We live in the present. This is one of our great strengths, as it allows us to impact the future. I'm pointing out the obvious here to highlight a parallel, because being of the present is also one of our great flaws, as it can hinder our ability to visualize the future that we are creating by limiting our ability to think in anything beyond the short-term.

When I had the "Chicago moment" described in the previous post, it got me thinking about the L. We experience our environment through the five senses, and the rumble of the L trains is a distinctive part of how we hear Chicago. It is understood that the L was not always a part of the Chicago experience, a truth deemed unimportant because that was the Chicago of the past. The Chicago of the future, naturally, will always involve the L. It is part of the city's soul, part of what makes Chicago, Chicago.

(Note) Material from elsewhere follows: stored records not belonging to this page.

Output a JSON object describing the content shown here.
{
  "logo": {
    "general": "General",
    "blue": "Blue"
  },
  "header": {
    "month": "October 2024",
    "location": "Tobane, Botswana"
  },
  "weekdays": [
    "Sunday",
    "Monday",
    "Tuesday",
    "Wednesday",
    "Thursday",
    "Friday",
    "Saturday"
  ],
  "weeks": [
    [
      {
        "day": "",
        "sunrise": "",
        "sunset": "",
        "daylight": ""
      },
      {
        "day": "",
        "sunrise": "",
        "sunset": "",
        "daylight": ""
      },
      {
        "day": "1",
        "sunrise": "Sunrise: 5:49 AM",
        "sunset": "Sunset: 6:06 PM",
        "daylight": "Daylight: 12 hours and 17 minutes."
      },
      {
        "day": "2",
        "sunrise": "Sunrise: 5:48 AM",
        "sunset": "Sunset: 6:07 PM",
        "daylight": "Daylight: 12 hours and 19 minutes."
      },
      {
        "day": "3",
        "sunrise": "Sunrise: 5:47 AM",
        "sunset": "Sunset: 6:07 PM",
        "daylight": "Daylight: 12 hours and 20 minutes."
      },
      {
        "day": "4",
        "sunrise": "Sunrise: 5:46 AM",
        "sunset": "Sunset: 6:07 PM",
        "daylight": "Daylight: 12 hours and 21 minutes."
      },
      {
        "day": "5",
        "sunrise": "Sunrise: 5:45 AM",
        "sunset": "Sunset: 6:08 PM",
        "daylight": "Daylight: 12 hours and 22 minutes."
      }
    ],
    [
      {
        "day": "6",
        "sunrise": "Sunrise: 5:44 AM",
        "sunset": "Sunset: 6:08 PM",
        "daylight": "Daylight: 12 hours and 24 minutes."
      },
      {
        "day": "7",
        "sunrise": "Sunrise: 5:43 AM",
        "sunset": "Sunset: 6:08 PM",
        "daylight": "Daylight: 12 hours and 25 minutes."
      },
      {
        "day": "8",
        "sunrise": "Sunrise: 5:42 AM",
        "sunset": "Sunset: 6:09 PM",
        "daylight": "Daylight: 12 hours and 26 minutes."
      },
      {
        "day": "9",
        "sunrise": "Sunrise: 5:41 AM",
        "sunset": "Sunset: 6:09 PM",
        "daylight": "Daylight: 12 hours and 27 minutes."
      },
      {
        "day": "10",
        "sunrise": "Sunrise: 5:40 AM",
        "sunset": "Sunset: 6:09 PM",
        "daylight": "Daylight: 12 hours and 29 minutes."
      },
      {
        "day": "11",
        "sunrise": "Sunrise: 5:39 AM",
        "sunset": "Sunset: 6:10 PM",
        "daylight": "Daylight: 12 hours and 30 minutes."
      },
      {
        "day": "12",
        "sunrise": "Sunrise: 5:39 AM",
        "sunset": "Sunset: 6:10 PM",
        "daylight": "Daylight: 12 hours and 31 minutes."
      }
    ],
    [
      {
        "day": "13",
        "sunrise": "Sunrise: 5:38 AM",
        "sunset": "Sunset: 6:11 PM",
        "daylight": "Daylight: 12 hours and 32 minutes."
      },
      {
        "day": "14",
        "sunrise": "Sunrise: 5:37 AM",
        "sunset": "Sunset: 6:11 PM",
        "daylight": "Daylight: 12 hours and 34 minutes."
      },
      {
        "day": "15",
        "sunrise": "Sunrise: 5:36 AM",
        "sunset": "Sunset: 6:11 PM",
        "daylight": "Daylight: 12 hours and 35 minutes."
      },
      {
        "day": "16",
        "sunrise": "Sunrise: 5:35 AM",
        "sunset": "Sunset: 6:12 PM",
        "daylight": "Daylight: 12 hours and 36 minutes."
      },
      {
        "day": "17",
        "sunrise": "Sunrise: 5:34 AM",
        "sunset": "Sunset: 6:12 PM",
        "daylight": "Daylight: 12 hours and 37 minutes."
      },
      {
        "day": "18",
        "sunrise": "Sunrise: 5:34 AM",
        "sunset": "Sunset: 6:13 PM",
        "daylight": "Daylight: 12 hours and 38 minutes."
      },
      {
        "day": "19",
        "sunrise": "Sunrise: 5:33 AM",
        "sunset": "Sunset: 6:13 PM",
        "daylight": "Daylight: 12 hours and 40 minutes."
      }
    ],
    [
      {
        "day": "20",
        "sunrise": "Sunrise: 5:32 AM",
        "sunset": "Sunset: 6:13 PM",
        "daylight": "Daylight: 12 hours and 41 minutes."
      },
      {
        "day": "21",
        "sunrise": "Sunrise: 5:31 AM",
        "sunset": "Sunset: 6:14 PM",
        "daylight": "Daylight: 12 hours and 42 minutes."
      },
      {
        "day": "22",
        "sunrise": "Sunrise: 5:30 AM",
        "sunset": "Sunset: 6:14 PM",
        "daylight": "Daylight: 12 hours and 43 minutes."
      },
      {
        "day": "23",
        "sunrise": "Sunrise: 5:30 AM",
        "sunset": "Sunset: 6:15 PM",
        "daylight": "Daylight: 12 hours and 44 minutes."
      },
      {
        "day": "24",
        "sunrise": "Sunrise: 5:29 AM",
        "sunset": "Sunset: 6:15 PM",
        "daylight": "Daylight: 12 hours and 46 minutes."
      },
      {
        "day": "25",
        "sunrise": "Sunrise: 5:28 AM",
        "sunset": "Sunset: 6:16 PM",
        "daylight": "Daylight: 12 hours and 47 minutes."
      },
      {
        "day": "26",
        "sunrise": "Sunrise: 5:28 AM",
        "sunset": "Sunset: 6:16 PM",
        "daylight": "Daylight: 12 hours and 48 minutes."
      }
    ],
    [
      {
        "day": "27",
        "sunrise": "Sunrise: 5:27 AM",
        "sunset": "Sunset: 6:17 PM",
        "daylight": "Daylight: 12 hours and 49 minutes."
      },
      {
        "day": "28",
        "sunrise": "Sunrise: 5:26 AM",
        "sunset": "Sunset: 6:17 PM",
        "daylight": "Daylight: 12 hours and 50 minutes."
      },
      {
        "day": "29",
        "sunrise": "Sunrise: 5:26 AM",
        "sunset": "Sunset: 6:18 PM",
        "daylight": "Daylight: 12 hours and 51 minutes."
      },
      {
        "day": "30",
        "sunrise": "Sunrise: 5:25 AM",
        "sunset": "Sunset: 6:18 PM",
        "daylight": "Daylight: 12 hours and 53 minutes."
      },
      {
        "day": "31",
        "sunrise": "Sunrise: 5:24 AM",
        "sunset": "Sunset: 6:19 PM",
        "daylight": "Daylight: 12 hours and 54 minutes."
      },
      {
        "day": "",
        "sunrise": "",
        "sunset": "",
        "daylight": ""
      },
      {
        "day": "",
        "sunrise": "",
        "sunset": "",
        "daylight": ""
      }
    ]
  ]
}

In other words, it's an important piece of the cultural legend that society has created for the city.

But I got to thinking recently with the recent press about the city's deteriorating infrastructure (even the New York Times got involved) and considered the possibility that the L and its mightily consoling rumble could one day cease to exist. While it is wonderful to hear the trains rumble by in the distance from three blocks away, I long ago realized that living up against the tracks might not be so enjoyable. And while the lowering of the entire system below grade seems like an incredible undertaking, it is not so hard for me to imagine, especially with the accelerating rate at which technology progresses, that one day in the not-too-distant future Chicago might see (or hear...or, rather, not hear) whisper-quiet trains. (Such trains already exist elsewhere, after all.) This idea brings into focus the central struggle that we see in placemaking is that between "progress" and "nostalgia." To wit: if the CTA were to come to a financial position that would allow it to replace the current L trains with much quieter, or even noiseless, trains, there would likely be some argument over whether or not it should do so due to the value that the rumble of the L adds to the unique Chicago experience.

But where would the validity be there? It is certainly true that, while improved technology can help to increase quality of life, it also poses the danger, at least in this case, of eliminating a distinct part of the cultural experience associated with a specific place. At the same time, not making the upgrade could be viewed as a feeble attempt to cling to the past. After all, if citizens of Chicago at the time that the L was built had argued against the noisy trains and won, the city would never developed this aspect of its identity in the first place.

I like to think that I'm a progressive person, and I consider creativity and innovation to be the juice that runs the human system...but I just can't imagine Chicago without the L.


Matt Novak said...

My girlfriend is from Chicago and I tease her about how loud the L is. I brag about the light rail in Minneapolis (where I'm originally from) being so quiet and she always retorts with, "how long has light rail been around?" In Minneapolis, the answer is "only a few years."

I certainly understand every aspect of your point. History is vital and should be preserved, but at what cost?

I started a blog a couple months ago that you may find interesting. It's about how people in the past envisioned the future.


Anonymous said...

Light rail is nice and all, but it is no match for a heavy capacity system like the L that Chicago needs.